# [WHAT NEEDS TO BE DONE]
Exact copy, pictures omitted: the line holding "Give me the" and every line after it down to the end of the entries.
DATA SUPPLIED START
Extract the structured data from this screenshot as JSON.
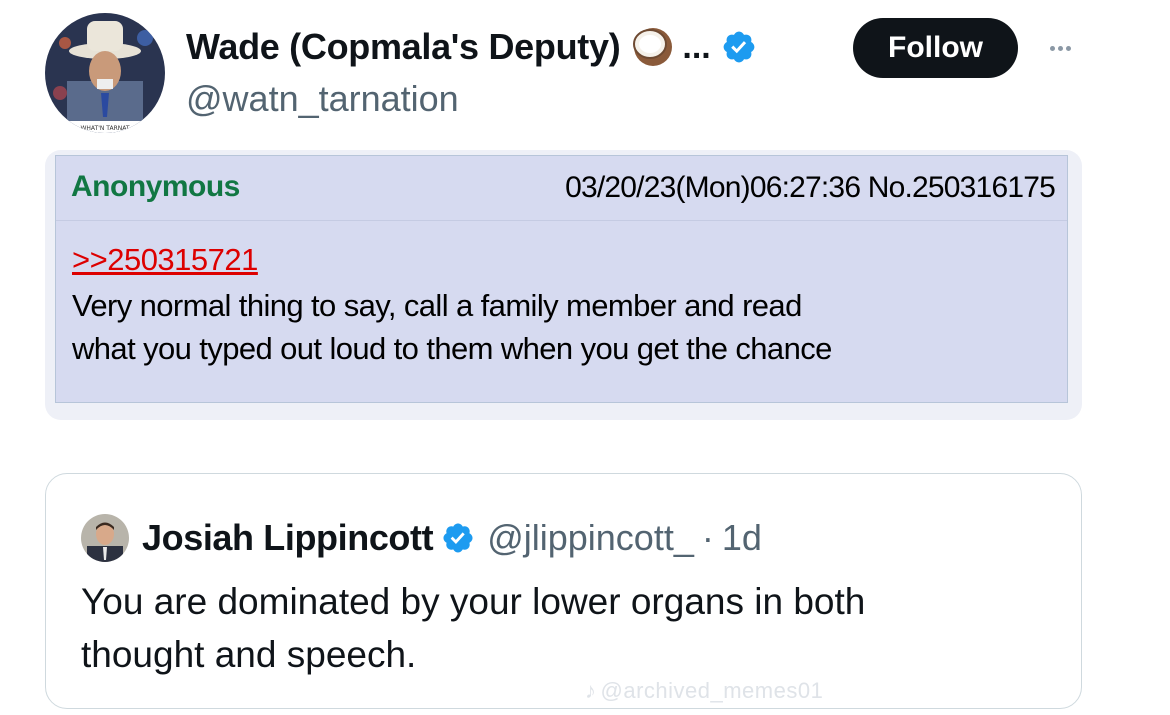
{
  "tweet": {
    "author": {
      "display_name": "Wade (Copmala's Deputy)",
      "emoji_icon": "coconut-icon",
      "truncation": "...",
      "verified_icon": "verified-badge-icon",
      "handle": "@watn_tarnation",
      "avatar_caption": "WHAT'N TARNAT"
    },
    "follow_label": "Follow",
    "more_icon": "more-options-icon"
  },
  "media": {
    "poster": "Anonymous",
    "post_meta": "03/20/23(Mon)06:27:36 No.250316175",
    "quote_link": ">>250315721",
    "body_lines": [
      "Very normal thing to say, call a family member and read",
      "what you typed out loud to them when you get the chance"
    ]
  },
  "quoted_tweet": {
    "display_name": "Josiah Lippincott",
    "verified_icon": "verified-badge-icon",
    "handle": "@jlippincott_",
    "separator": "·",
    "time": "1d",
    "text_lines": [
      "You are dominated by your lower organs in both",
      "thought and speech."
    ]
  },
  "watermark": "@archived_memes01",
  "colors": {
    "follow_bg": "#0f1419",
    "verified_blue": "#1d9bf0",
    "handle_gray": "#536471",
    "chan_post_bg": "#d6daf0",
    "chan_name_green": "#117743",
    "chan_quote_red": "#dd0000"
  }
}
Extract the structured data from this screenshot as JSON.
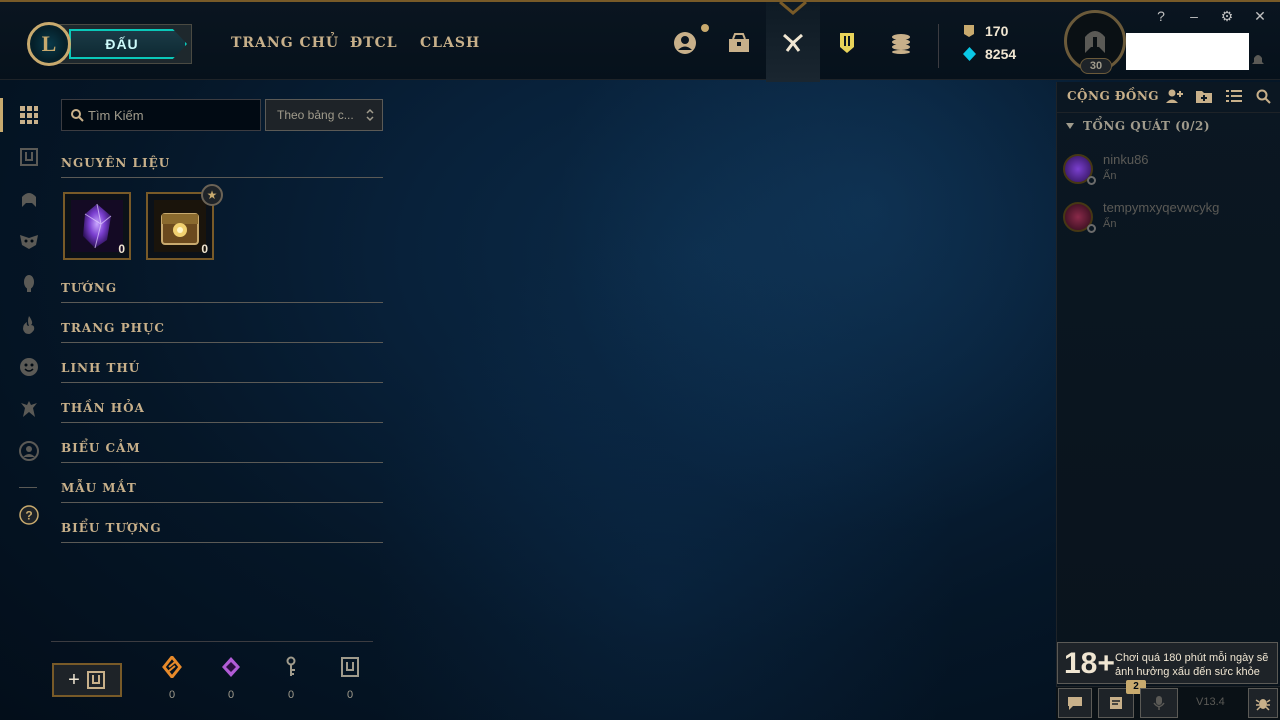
{
  "topbar": {
    "logo_text": "L",
    "play_label": "ĐẤU",
    "nav": [
      "TRANG CHỦ",
      "ĐTCL",
      "CLASH"
    ],
    "icons": [
      "profile-icon",
      "collection-icon",
      "loot-icon",
      "tft-icon",
      "store-icon"
    ],
    "currency": {
      "rp": "170",
      "be": "8254"
    },
    "level": "30",
    "window_controls": [
      "?",
      "–",
      "⚙",
      "✕"
    ]
  },
  "leftnav": {
    "icons": [
      "grid-icon",
      "chest-icon",
      "champion-icon",
      "skin-icon",
      "ward-icon",
      "emote-fire-icon",
      "emote-face-icon",
      "tactician-icon",
      "profile-icon",
      "help-icon"
    ]
  },
  "filters": {
    "search_placeholder": "Tìm Kiếm",
    "sort_label": "Theo bảng c..."
  },
  "sections": {
    "materials": "NGUYÊN LIỆU",
    "champions": "TƯỚNG",
    "skins": "TRANG PHỤC",
    "companions": "LINH THÚ",
    "ward": "THẦN HỎA",
    "emotes": "BIỂU CẢM",
    "chromas": "MẪU MẮT",
    "icons": "BIỂU TƯỢNG"
  },
  "items": [
    {
      "name": "gemstone",
      "count": "0"
    },
    {
      "name": "hextech-chest",
      "count": "0"
    }
  ],
  "resources": [
    {
      "icon": "orange-essence-icon",
      "value": "0",
      "color": "#e88a2a"
    },
    {
      "icon": "mythic-essence-icon",
      "value": "0",
      "color": "#b15cd6"
    },
    {
      "icon": "key-fragment-icon",
      "value": "0",
      "color": "#a09b8c"
    },
    {
      "icon": "chest-resource-icon",
      "value": "0",
      "color": "#a09b8c"
    }
  ],
  "social": {
    "title": "CỘNG ĐỒNG",
    "group": "TỔNG QUÁT (0/2)",
    "friends": [
      {
        "name": "ninku86",
        "status": "Ẩn"
      },
      {
        "name": "tempymxyqevwcykg",
        "status": "Ẩn"
      }
    ],
    "age_rating": "18+",
    "warning": "Chơi quá 180 phút mỗi ngày sẽ ảnh hưởng xấu đến sức khỏe",
    "notif_count": "2",
    "version": "V13.4"
  },
  "colors": {
    "gold": "#c8aa6e",
    "teal": "#0ac8b9",
    "text": "#a09b8c"
  }
}
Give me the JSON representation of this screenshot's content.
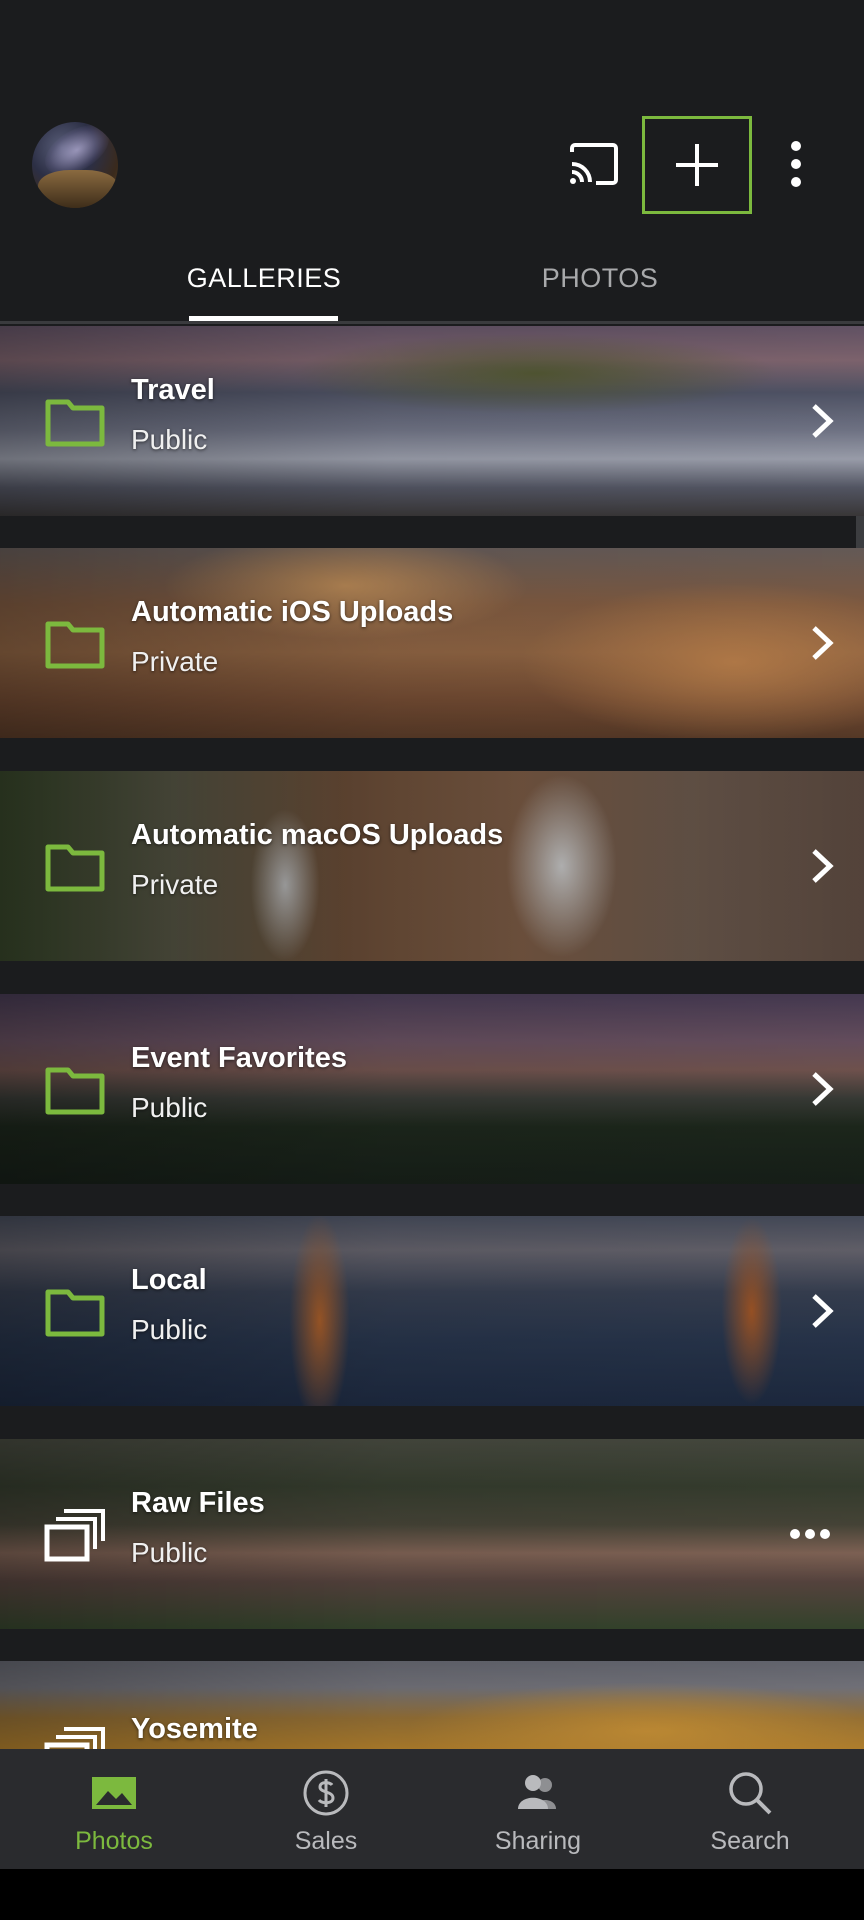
{
  "tabs": {
    "galleries": "GALLERIES",
    "photos": "PHOTOS"
  },
  "galleries": [
    {
      "title": "Travel",
      "visibility": "Public",
      "icon": "folder-icon",
      "action": "chevron-right-icon"
    },
    {
      "title": "Automatic iOS Uploads",
      "visibility": "Private",
      "icon": "folder-icon",
      "action": "chevron-right-icon"
    },
    {
      "title": "Automatic macOS Uploads",
      "visibility": "Private",
      "icon": "folder-icon",
      "action": "chevron-right-icon"
    },
    {
      "title": "Event Favorites",
      "visibility": "Public",
      "icon": "folder-icon",
      "action": "chevron-right-icon"
    },
    {
      "title": "Local",
      "visibility": "Public",
      "icon": "folder-icon",
      "action": "chevron-right-icon"
    },
    {
      "title": "Raw Files",
      "visibility": "Public",
      "icon": "album-stack-icon",
      "action": "more-horizontal-icon"
    },
    {
      "title": "Yosemite",
      "visibility": "",
      "icon": "album-stack-icon",
      "action": ""
    }
  ],
  "bottom_nav": {
    "photos": "Photos",
    "sales": "Sales",
    "sharing": "Sharing",
    "search": "Search"
  },
  "colors": {
    "accent": "#7cb93e",
    "background": "#1b1c1e",
    "nav_background": "#2a2b2e",
    "inactive_text": "#b9babd"
  }
}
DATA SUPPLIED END
# [WORKED SOLUTION]
Give me the JSON representation of this screenshot's content.
{
  "tabs": {
    "galleries": "GALLERIES",
    "photos": "PHOTOS"
  },
  "galleries": [
    {
      "title": "Travel",
      "visibility": "Public",
      "icon": "folder-icon",
      "action": "chevron-right-icon"
    },
    {
      "title": "Automatic iOS Uploads",
      "visibility": "Private",
      "icon": "folder-icon",
      "action": "chevron-right-icon"
    },
    {
      "title": "Automatic macOS Uploads",
      "visibility": "Private",
      "icon": "folder-icon",
      "action": "chevron-right-icon"
    },
    {
      "title": "Event Favorites",
      "visibility": "Public",
      "icon": "folder-icon",
      "action": "chevron-right-icon"
    },
    {
      "title": "Local",
      "visibility": "Public",
      "icon": "folder-icon",
      "action": "chevron-right-icon"
    },
    {
      "title": "Raw Files",
      "visibility": "Public",
      "icon": "album-stack-icon",
      "action": "more-horizontal-icon"
    },
    {
      "title": "Yosemite",
      "visibility": "",
      "icon": "album-stack-icon",
      "action": ""
    }
  ],
  "bottom_nav": {
    "photos": "Photos",
    "sales": "Sales",
    "sharing": "Sharing",
    "search": "Search"
  },
  "colors": {
    "accent": "#7cb93e",
    "background": "#1b1c1e",
    "nav_background": "#2a2b2e",
    "inactive_text": "#b9babd"
  }
}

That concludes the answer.